Wherever a line of the listing holds the string "author", copy that line.

• _LISTED RECORDS_:
===============

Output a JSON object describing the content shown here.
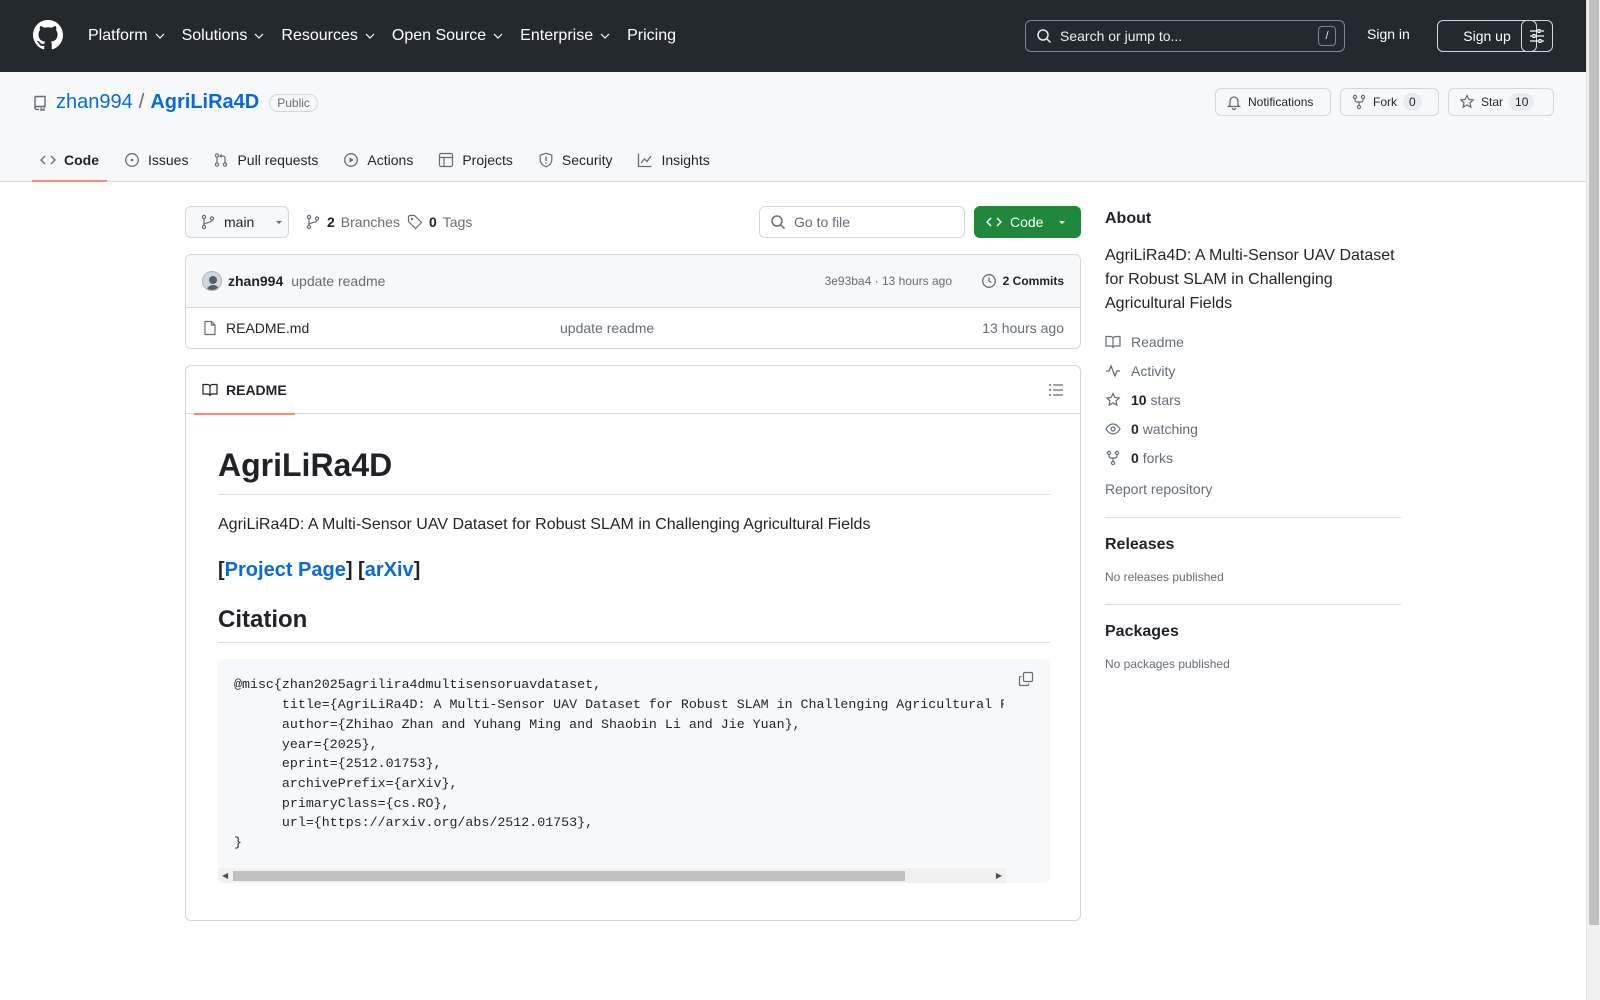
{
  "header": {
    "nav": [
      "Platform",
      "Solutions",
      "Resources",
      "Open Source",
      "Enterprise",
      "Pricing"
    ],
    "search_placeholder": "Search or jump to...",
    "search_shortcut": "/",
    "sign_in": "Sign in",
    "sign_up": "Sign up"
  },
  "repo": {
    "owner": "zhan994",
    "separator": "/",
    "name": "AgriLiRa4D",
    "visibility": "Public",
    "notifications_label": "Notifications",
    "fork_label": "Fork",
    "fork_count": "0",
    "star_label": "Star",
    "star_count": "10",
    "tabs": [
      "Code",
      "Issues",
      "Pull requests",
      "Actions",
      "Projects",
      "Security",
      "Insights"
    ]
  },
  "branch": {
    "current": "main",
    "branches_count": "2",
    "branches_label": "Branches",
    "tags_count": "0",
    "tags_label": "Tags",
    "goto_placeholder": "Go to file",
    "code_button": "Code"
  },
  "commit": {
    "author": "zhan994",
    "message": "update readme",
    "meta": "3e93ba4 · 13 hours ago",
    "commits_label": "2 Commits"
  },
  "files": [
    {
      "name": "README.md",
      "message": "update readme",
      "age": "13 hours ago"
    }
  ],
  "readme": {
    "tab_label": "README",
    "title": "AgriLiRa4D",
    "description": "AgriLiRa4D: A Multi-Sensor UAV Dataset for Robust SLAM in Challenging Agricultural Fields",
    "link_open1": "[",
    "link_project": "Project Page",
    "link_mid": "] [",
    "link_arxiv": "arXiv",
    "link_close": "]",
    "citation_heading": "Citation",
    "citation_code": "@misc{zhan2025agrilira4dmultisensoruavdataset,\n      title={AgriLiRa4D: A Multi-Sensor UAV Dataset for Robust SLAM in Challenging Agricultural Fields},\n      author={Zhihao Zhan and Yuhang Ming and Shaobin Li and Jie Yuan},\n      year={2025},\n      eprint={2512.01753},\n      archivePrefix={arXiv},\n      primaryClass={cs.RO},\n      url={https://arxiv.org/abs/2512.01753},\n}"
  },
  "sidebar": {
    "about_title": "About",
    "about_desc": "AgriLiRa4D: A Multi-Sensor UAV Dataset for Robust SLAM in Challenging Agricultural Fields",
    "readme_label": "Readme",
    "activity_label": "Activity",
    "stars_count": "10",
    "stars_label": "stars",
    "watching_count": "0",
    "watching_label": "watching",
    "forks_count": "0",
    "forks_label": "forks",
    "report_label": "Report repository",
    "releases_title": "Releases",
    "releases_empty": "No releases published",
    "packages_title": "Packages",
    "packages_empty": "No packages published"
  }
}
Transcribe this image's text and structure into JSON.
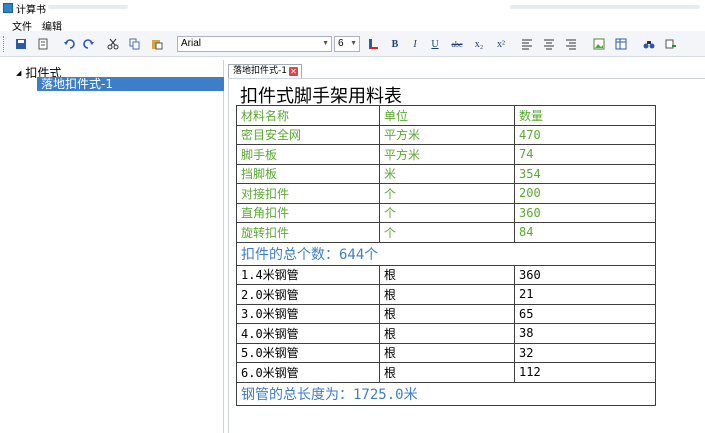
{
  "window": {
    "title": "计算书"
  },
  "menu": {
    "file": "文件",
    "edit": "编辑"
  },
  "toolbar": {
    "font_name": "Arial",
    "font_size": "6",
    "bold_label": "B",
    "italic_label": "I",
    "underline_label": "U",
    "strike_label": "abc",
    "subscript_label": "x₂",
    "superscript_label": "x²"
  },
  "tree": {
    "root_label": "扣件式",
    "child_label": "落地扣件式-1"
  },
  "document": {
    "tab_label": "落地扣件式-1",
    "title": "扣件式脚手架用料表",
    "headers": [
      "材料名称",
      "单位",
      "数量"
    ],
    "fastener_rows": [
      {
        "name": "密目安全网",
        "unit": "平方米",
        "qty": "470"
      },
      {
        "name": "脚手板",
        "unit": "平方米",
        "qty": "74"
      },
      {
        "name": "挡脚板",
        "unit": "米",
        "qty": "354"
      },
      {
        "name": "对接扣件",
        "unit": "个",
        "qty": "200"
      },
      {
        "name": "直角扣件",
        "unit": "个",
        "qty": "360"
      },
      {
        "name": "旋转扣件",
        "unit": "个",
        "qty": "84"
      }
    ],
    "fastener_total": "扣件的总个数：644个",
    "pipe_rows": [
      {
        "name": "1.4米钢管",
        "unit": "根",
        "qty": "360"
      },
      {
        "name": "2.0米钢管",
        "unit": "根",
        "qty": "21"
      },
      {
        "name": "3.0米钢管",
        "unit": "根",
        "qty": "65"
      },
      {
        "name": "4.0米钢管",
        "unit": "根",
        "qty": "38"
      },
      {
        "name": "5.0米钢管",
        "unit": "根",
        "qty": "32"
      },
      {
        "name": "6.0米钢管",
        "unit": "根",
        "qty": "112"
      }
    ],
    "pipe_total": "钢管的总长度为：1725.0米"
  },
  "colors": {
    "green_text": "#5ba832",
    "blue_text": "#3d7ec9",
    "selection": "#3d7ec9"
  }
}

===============

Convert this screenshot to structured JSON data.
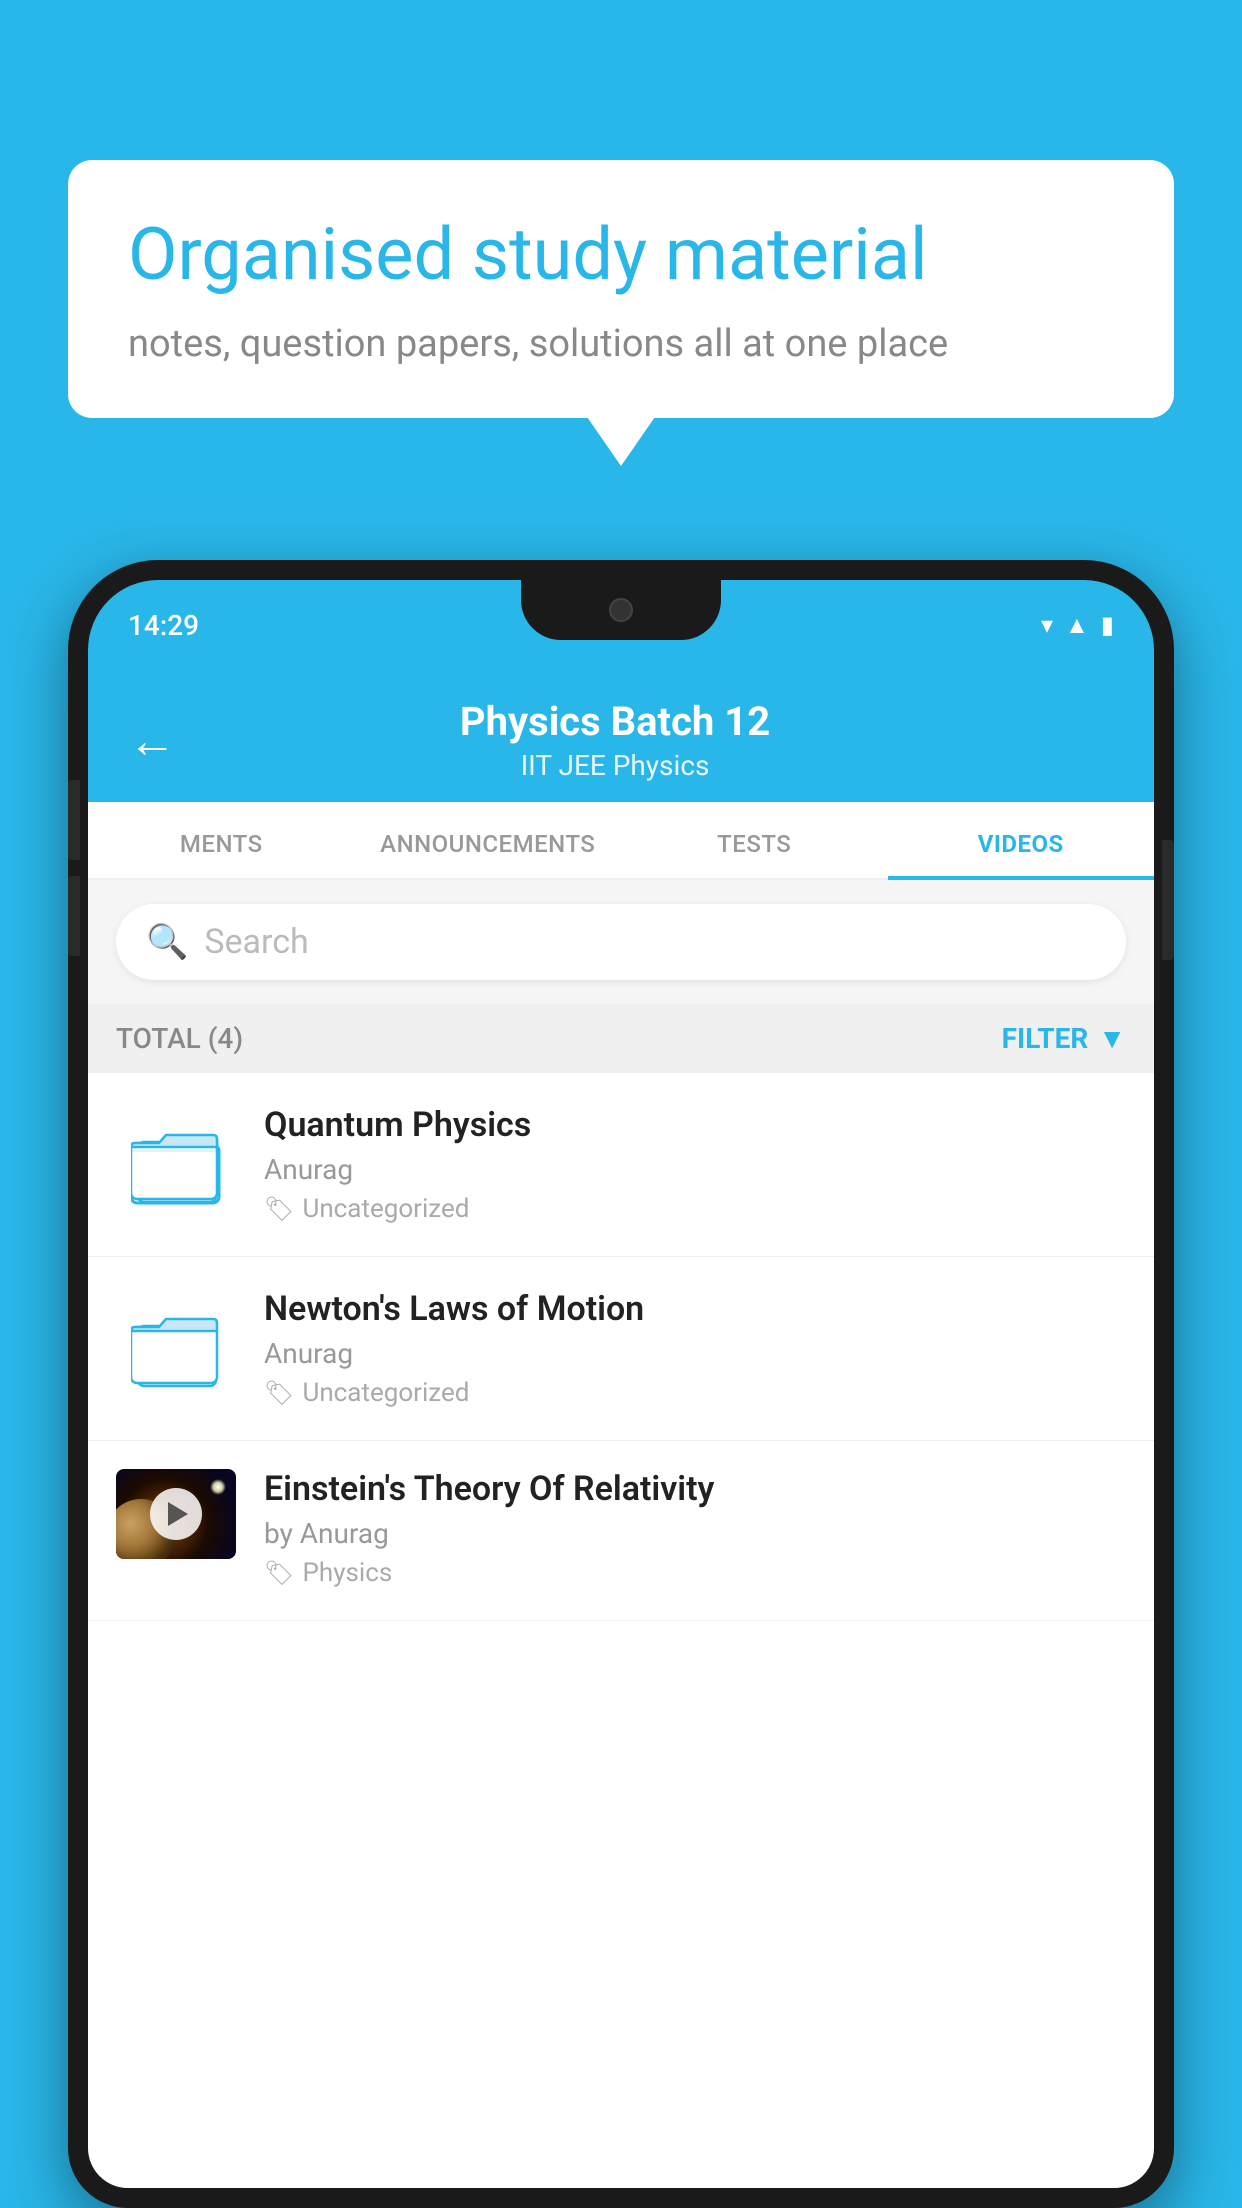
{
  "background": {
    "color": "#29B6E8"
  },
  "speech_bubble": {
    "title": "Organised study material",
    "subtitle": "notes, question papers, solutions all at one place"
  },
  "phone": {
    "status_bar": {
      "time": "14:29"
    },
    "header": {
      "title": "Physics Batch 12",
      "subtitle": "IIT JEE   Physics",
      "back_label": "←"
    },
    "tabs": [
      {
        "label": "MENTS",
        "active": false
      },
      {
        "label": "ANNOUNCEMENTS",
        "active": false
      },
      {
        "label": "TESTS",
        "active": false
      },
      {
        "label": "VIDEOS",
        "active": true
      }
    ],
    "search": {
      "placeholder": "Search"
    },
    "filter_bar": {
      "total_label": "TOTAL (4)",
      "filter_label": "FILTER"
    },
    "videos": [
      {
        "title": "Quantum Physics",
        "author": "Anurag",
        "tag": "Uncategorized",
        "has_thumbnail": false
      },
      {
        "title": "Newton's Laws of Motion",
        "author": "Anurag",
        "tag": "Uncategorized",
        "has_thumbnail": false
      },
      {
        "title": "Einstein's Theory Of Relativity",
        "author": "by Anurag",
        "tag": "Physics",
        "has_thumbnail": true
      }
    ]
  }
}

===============

• _ANSWER TO THIS TASK_:
    "author": "zhan994",
    "citation_code": "@misc{zhan2025agrilira4dmultisensoruavdataset,\n      title={AgriLiRa4D: A Multi-Sensor UAV Dataset for Robust SLAM in Challenging Agricultural Fields},\n      author={Zhihao Zhan and Yuhang Ming and Shaobin Li and Jie Yuan},\n      year={2025},\n      eprint={2512.01753},\n      archivePrefix={arXiv},\n      primaryClass={cs.RO},\n      url={https://arxiv.org/abs/2512.01753},\n}"
        "author": "Anurag",
        "author": "Anurag",
        "author": "by Anurag",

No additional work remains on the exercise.